I want a chicken dance. I know we had the whole “Total Regression” scene is the third episode that poked fun at the complaints of not having certain running jokes and props in the fourth season but, come on, some of these running gags are vital parts of the show’s DNA. We almost saw George Michael’s chicken impression in Season 4 and then we had a very strange ADR chicken squawk by Gob in one of the Season 5 episodes but it’s about time we saw a character, either new or old, do a chicken dance. Also, I want to see Gene Parmesan. Maybe they could kill two birds with one stone and have Gene Parmesan do a chicken dance; he is working for “Chicken Dan’s” after all.

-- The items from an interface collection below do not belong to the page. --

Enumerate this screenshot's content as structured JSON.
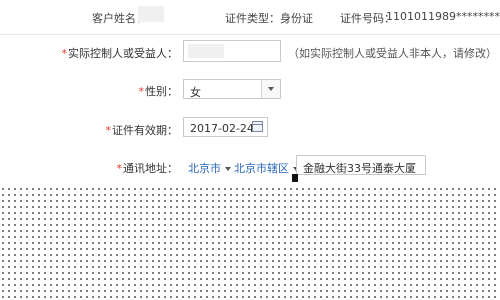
{
  "header": {
    "customer_name_label": "客户姓名：",
    "id_type_label": "证件类型：",
    "id_type_value": "身份证",
    "id_number_label": "证件号码：",
    "id_number_value": "1101011989********"
  },
  "form": {
    "controller": {
      "required_mark": "*",
      "label": "实际控制人或受益人：",
      "hint": "（如实际控制人或受益人非本人，请修改）"
    },
    "gender": {
      "required_mark": "*",
      "label": "性别：",
      "value": "女"
    },
    "id_validity": {
      "required_mark": "*",
      "label": "证件有效期：",
      "value": "2017-02-24"
    },
    "address": {
      "required_mark": "*",
      "label": "通讯地址：",
      "city": "北京市",
      "district": "北京市辖区",
      "detail": "金融大街33号通泰大厦"
    }
  }
}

So far, Season 5 has poked fun at a lot of the problems the show had in its fourth season, (George Senior’s line about how rare it is having three generations of Bluth in the same place comes to mind) but the season has had many of the same issues as the previous one. The pacing is off because the majority of scenes are just too long and the use of music to try and keep the audience engaged is annoyingly apparent. Ironically however, there is one scene which is far too short. Lindsay leaving the show because of Portia de Rossi retiring from acting is a shame but, as the brilliantly expanded role for Maeby shows, the series can work without her. I do think she deserves a proper farewell scene however because the one we were given, where Portia was filmed against a green screen and inserted in after the fact, was far too short. I’m fine with Lindsay leaving to find her parents but her goodbye was far too abrupt and I hope that in the second half of the season we get one last scene with Lindsay before she exits the show for good.
So, there were some of my thoughts and feelings on the first half of Arrested Development’s fifth season and some hopes for the upcoming eight episodes. How did you like the first eight episodes of the season? What are your hopes for the (hopefully) soon-to-be-released second part? Let me know in the comments and geek out with me about TV, movies and video-games on Twitter @kylebrrtt.